It is urged by appellant that the trial court had lost jurisdiction to make any order in this matter, including a nunc pro tunc order, after the expiration of the 90-day period.  It must be conceded, as contended by appellant, "that where a statute requires a court to exercise its jurisdiction in a particular manner, follow a particular procedure, or subject to certain limitations, an act beyond those limits is in excess of its jurisdiction." Burtnett v. King, 33 Cal. 2d 805, 807 [205 P.2d 657, 12 A.L.R.2d 333].) The appellant also urges the impropriety of a nunc pro tunc order when the court lacks jurisdiction to make any order.  If a statutory period within which a court might act is jurisdictional, it is manifest that the statute should not be defeated by the simple device of a nunc pro tunc order. (See Osmont v. All Persons, 165 Cal. 587, 591 [133 P. 480].)

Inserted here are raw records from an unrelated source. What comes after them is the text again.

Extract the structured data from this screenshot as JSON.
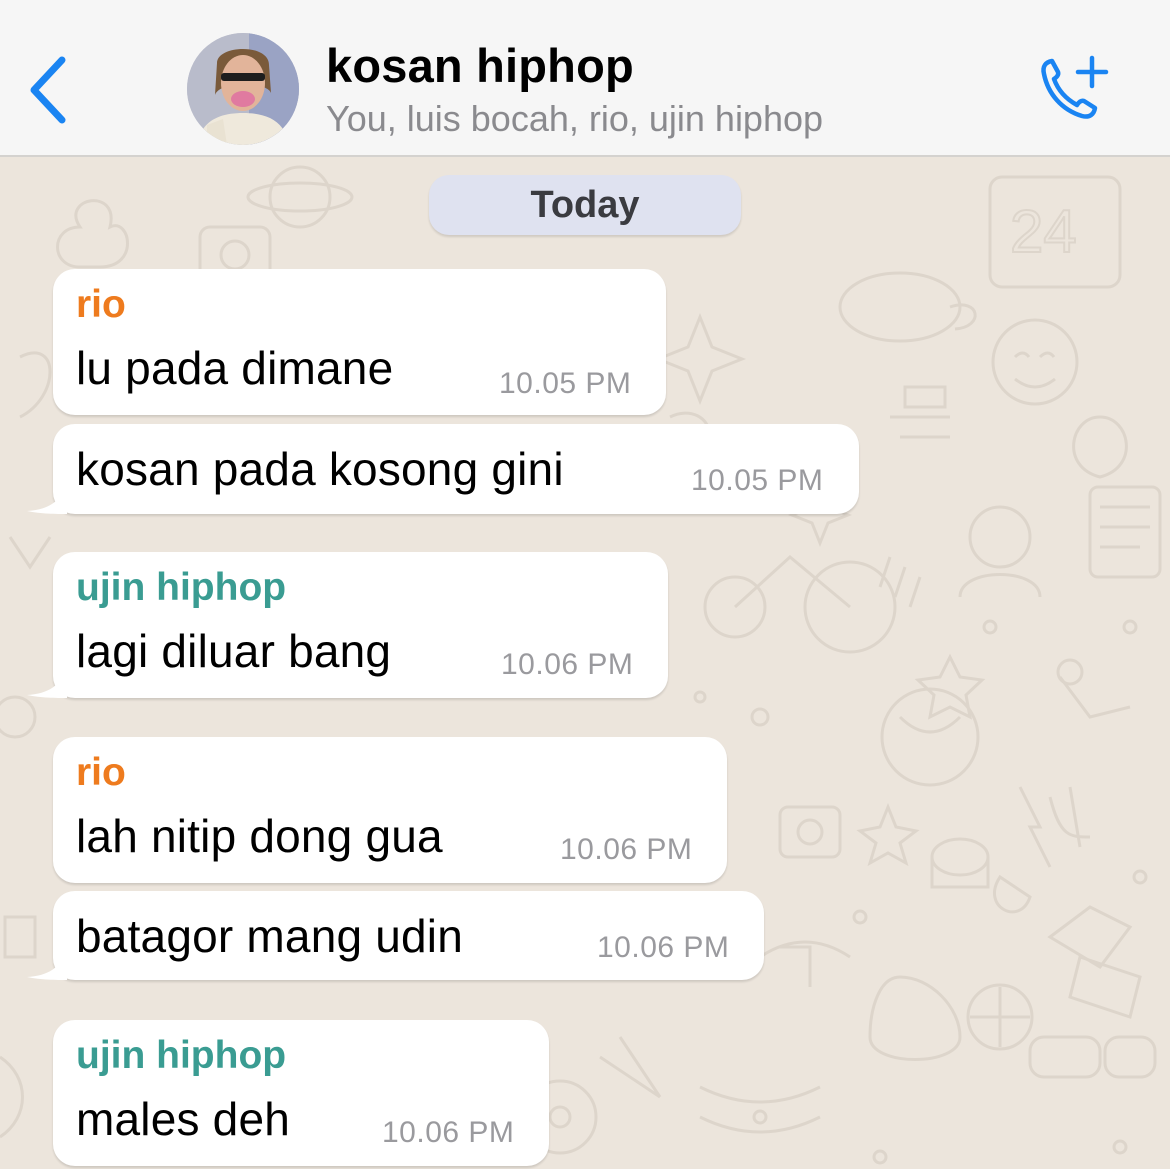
{
  "header": {
    "title": "kosan hiphop",
    "members": "You, luis bocah, rio, ujin hiphop",
    "icons": {
      "back": "chevron-left-icon",
      "call": "add-call-icon"
    },
    "accent": "#1a84f2"
  },
  "chat": {
    "date_label": "Today",
    "sender_colors": {
      "rio": "#ee7b1e",
      "ujin hiphop": "#3a9c92"
    },
    "messages": [
      {
        "sender": "rio",
        "text": "lu pada dimane",
        "time": "10.05 PM"
      },
      {
        "sender": "",
        "text": "kosan pada kosong gini",
        "time": "10.05 PM"
      },
      {
        "sender": "ujin hiphop",
        "text": "lagi diluar bang",
        "time": "10.06 PM"
      },
      {
        "sender": "rio",
        "text": "lah nitip dong gua",
        "time": "10.06 PM"
      },
      {
        "sender": "",
        "text": "batagor mang udin",
        "time": "10.06 PM"
      },
      {
        "sender": "ujin hiphop",
        "text": "males deh",
        "time": "10.06 PM"
      }
    ]
  }
}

 As stated, section 1305 provides for the making of a motion for relief from an order of forfeiture "at any time within 90 days after such entry" upon the court's minutes. It is true that a written record of the proceedings on October [55 Cal. 2d 278] 15, 1959, appears in the clerk's minutes. But this is not the "entry" of which section 1305 speaks. In referring to the time when a 30-day extended period for filing a notice of appeal, after denial of a motion for a new trial (see rule 3(a) (1), Rules on Appeal) commences to run, this court stated in Jablon v. Henneberger, 33 Cal. 2d 773, at pages 774 and 775 [205 P.2d 1]: "The official entry referred to is not made by the department court clerk in his rough minutes. The entry in the permanent minute records of the court constitutes the official record of the court. [Citations.]" It had been contended in that case, as apparently appellant contends herein, that time commenced to run from the oral denial of the motion in court, or from the entry of the order in the rough minutes of the department court clerk.
As hereinbefore stated, at the oral argument in the case now engaging our attention, it was stipulated that the order of January 14, 1960, was made within the 90-day period following the entry in the permanent minutes of the order of forfeiture. It thus appears, under the stipulation, that the order of January 14 setting aside the forfeiture was made within the statutory period, and that the court was clothed with jurisdiction to make such order under section 1305 of the Penal Code.
Appellant's further contention that the trial court has made improper use of the nunc pro tunc order in the instant case is equally without merit. Since the court was vested with jurisdiction to make the order here in question, the fact that it was designated a nunc pro tunc order does not vitiate its efficacy. For the reason that no rights of the litigants were impaired thereby, the error, if any, does not result in a miscarriage of justice. (Const., art. VI, § 4 1/2.)
The order is affirmed.
Gibson, C. J., Traynor, J., Schauer, J., McComb, J., Peters, J., and Dooling, J., concurred.